“Lucky” — When he last followed around real people, Jeffrey Blitz was entertaining us with colorful portrayals of overachieving prepubescents. This time, the director of the spelling-bee gem “Spellbound” takes on subjects blessed by a different kind of gift, as he chronicles those fortunate — or unfortunate — enough to win the lottery. Something tells us that after seeing this one we’ll all think twice about praying on that Lotto ticket.
“Waiting for Superman” — He won’t have the, er, star power of Al Gore this time around, but documentary talent Davis Guggenheim — who directed environmental jeremiad “An Inconvenient Truth,” which premiered in Park City in 2005 — will again take on a tricky public-policy issue in “Waiting for Superman.” This time it’s the U.S. education system that has Guggenheim going, with a movie whose structure may be slightly Michael Moore-ish (in a good way): Guggenheim tracks everyone from students to teachers to reformers in his indictment of educational dysfunction.
“I’m Pat ______Tillman” — As President Obama prepares to send 30,000 additional troops to Afghanistan, one of the most acclaimed documentarians around takes a look at one of the most well-publicized casualty in the Central Asian conflict. Amir Bar-Lev, the filmmaker who took on art and child-rearing in the 2007 stunner “My Kid Could Paint That,” examines the death of Pat Tillman, the Arizona Cardinals safety who enlisted in the Army and was later killed in Afghanistan. Originally categorized by the U.S. military as a hero who died in the line of battle, Tillman is slowly revealed by Bar-Lev to have been killed under far murkier friendly-fire circumstances.
“Enemies of the People” — Victim-perpetrator stories can be the most powerful of indie film tales — look at last year’s Liam Neeson IRA drama “Five Minutes of Heaven.” This year will bring a real-life story along similar lines with “Enemies of the People,” Rob Lemkin's and Theth Sambath's story of a Cambodian man whose family was killed by the Khmer Rouge and his odyssey to uncover and become friends with the people who committed the "killing fields" atrocities. It probably won’t be easy to watch, but then, important films rarely are.

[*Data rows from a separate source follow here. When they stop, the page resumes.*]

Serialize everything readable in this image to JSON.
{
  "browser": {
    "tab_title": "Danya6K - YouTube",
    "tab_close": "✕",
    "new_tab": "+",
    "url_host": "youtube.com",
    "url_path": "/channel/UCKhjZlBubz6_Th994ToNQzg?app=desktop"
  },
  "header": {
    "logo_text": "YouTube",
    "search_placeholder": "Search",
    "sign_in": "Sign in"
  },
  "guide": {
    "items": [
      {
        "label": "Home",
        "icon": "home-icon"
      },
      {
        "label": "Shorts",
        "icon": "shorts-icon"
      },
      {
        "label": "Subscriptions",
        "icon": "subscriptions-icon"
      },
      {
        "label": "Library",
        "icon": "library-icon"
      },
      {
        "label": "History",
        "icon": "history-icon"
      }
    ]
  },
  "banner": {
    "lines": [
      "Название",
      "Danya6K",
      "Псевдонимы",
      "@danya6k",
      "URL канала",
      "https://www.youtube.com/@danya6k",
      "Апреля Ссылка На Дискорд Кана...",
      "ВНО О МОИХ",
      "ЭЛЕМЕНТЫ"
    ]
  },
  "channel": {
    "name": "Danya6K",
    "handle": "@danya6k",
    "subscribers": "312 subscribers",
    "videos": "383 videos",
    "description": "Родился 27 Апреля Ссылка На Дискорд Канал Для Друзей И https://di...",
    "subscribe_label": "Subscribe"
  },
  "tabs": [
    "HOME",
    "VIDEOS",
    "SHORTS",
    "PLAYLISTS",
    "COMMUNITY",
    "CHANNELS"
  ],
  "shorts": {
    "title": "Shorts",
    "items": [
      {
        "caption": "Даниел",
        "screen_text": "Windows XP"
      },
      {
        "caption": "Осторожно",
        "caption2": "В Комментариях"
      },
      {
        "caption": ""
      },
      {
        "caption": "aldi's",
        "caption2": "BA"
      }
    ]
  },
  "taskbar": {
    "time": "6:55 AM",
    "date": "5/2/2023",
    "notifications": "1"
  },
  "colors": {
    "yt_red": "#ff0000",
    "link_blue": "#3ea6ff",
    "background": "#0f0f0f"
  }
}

“Casino Jack: The United States of Money” — As Bar-Lev offers his own exploration of events in Afghanistan, Alex Gibney, who brought another death in the region to light with the 2007 Oscar winner “Taxi to the Dark Side,” tackles a new complicated subject. The acclaimed filmmaker (he also was behind the business expose “Enron: The Smartest Guys in the Room”) returns to Sundance with the story of disgraced lobbyist Jack Abramoff and the tangled web he wove. Given the subject and the filmmaker, expect a hard-hitting truth-to-power story that is as colorful as it is startling.
-- Steve Zeitchik
Photo credit: Al Seib / Los Angeles Times